Apple would prevent competitors to collect data while they still use it. Moreover, apps will have to turn to charge consumers for their revenue once they can’t sell data to third parties. And Apple takes a commission on all app purchases.
The difference in tracking is Apple only uses that information within its own apps, doesn’t link it to profiles from third parties, and doesn’t sell the data. You can also disable that tracking.
If an app is really determined to track you, it will do it regardless of the update.
The app won’t be able to use IDFA, but it’ll still be able to generate secret data without Apple detecting it. If they got caught, they’ll be sanction, sure, but big players like Facebook or Tiktok might get away with it thanks to behind-the-scenes negotiations.
In the end, if we stick with this argument, the App Tracking Transparency feature wouldn’t change many things.
It puts consent as a priority.

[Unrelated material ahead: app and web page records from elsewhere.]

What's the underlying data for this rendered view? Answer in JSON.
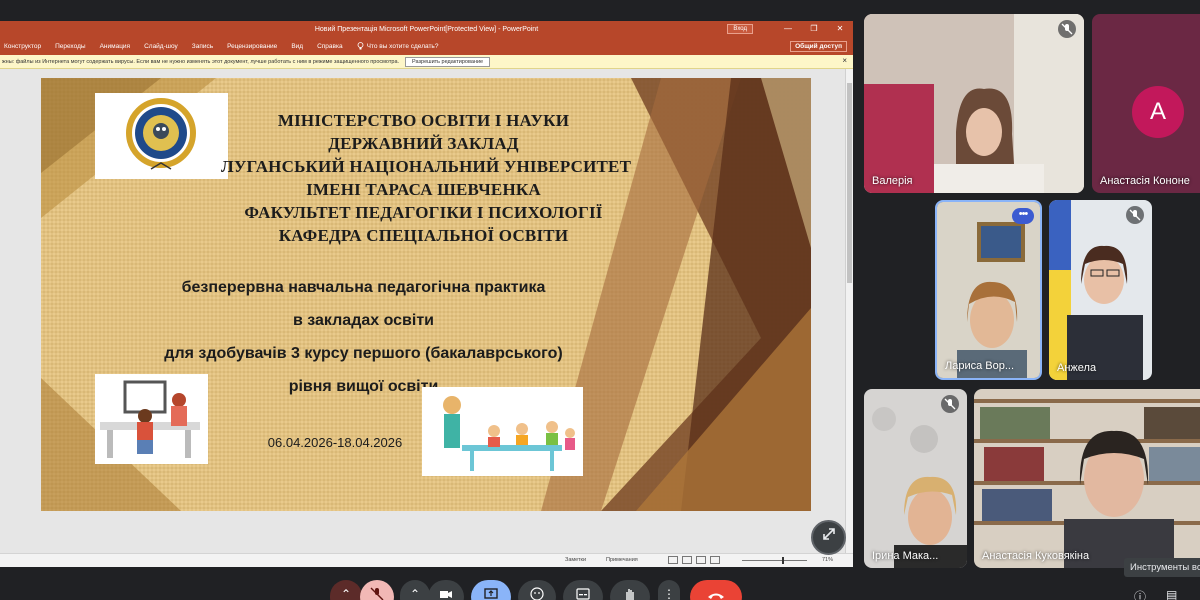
{
  "powerpoint": {
    "title": "Новий Презентація Microsoft PowerPoint[Protected View] - PowerPoint",
    "login_label": "Вход",
    "window_controls": [
      "—",
      "❐",
      "✕"
    ],
    "menu": [
      "Конструктор",
      "Переходы",
      "Анимация",
      "Слайд-шоу",
      "Запись",
      "Рецензирование",
      "Вид",
      "Справка"
    ],
    "tell_me": "Что вы хотите сделать?",
    "share_label": "Общий доступ",
    "protected_msg": "жны: файлы из Интернета могут содержать вирусы. Если вам не нужно изменять этот документ, лучше работать с ним в режиме защищенного просмотра.",
    "enable_editing": "Разрешить редактирование",
    "status": {
      "notes": "Заметки",
      "comments": "Примечания",
      "zoom": "71%"
    }
  },
  "slide": {
    "heading_lines": [
      "МІНІСТЕРСТВО ОСВІТИ І НАУКИ",
      "ДЕРЖАВНИЙ ЗАКЛАД",
      "ЛУГАНСЬКИЙ НАЦІОНАЛЬНИЙ УНІВЕРСИТЕТ",
      "ІМЕНІ ТАРАСА ШЕВЧЕНКА",
      "ФАКУЛЬТЕТ ПЕДАГОГІКИ І ПСИХОЛОГІЇ",
      "КАФЕДРА СПЕЦІАЛЬНОЇ ОСВІТИ"
    ],
    "subtitle_lines": [
      "безперервна навчальна педагогічна практика",
      "в закладах освіти",
      "для здобувачів 3 курсу першого (бакалаврського)",
      "рівня вищої освіти"
    ],
    "dates": "06.04.2026-18.04.2026"
  },
  "participants": [
    {
      "name": "Валерія",
      "muted": true
    },
    {
      "name": "Анастасія Кононе",
      "initial": "А",
      "avatar_color": "#c2185b"
    },
    {
      "name": "Лариса Вор...",
      "speaking": true
    },
    {
      "name": "Анжела",
      "muted": true
    },
    {
      "name": "Ірина Мака...",
      "muted": true
    },
    {
      "name": "Анастасія Куковякіна"
    }
  ],
  "tooltip": "Инструменты вст",
  "icons": {
    "expand": "expand-icon",
    "mic_off": "mic-off-icon",
    "more": "more-options-icon"
  }
}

Talking about consent has become a major priority when discussing how relationships should work. But trust and clear communication doesn’t have to be purely relationship values: they are key in every situation involving two parts.
Since the Facebook-Cambridge Analytica data scandal, the way big companies manage personal information has raised concern among the public. Apple’s new policy is a step towards what users were claiming for. Tech companies can’t operate behind people’s backs. Yes, many already know that social media isn’t free, that Instagram is selling your information to advertisers. But a lot of users still aren’t aware of this and it’s their right to be asked for permission to track them.
Moreover, the feature was available before but buried in settings where most people wouldn’t look. The problem to Facebook and other companies, it seems, it’s that power isn’t hidden anymore but rather exposed in plain sight. Now everyone can use it.
It builds trust.
“Companies that are transparent about the information they gather, give customers control of their personal data, and offer fair value in return for it will be trusted and will earn ongoing and even expanded access”.
Sure, in this case, companies are forced to be transparent. But that also leads us to the next point.
It’s a chance to re-evaluate things.
It’s a new opportunity to re-examine how we interact with technology and what changes should be made in order to have the best online experience with both sides (companies and users) benefiting from it.
Change is unavoidable. Just a couple of weeks ago, TikTok was targeted in a London child privacy lawsuit. To address concerns, TikTok will open a European Transparency and Accountability Centre.
And last week, The Guardian reported Facebook allows advertisers to target children interested in smoking and alcohol.
People are paying more attention to what companies are doing with their data and demanding control.
What the future holds
Beyond their first objections, Facebook is aware of the public’s concern and it issued a statement recognizing the ways digital advertisements are evolving and assuring they are investing in new approaches.
Besides, Facebook has been developing online shopping on its platform. Switching budgets away from advertisements to direct commerce could be a solution.
On the other hand, Google will stop using IDFA altogether. It’s not like Google isn’t losing here but as we all know, it already has its own suite of apps to collect a huge amount of data from. With or without Apple’s update, Google will still use your data to build ad profiles. Even though Facebook owns six of the most downloaded apps of 2020, Youtube was among the three top-grossing apps (with $478 million), outrival only by Tinder and Tiktok in the global list.
And don’t forget that Google owns Android and it’s already building “privacy-first” advertisements for desktop. So we could expect a similar change for mobile apps too.
iOS 14.5: Positive or Negative change?
Still, experts examine these new limitations on tracking for advertisements and wonder: will it work? Will it mean we’ll have to start paying for Instagram?
One thing is for sure, Apple’s new update is making us re-think how we interact with apps.
Do you think that iOS 14.5 brings more harm than good? Are these the right measures involving ads?
Let’s continue the conversation in the comment section.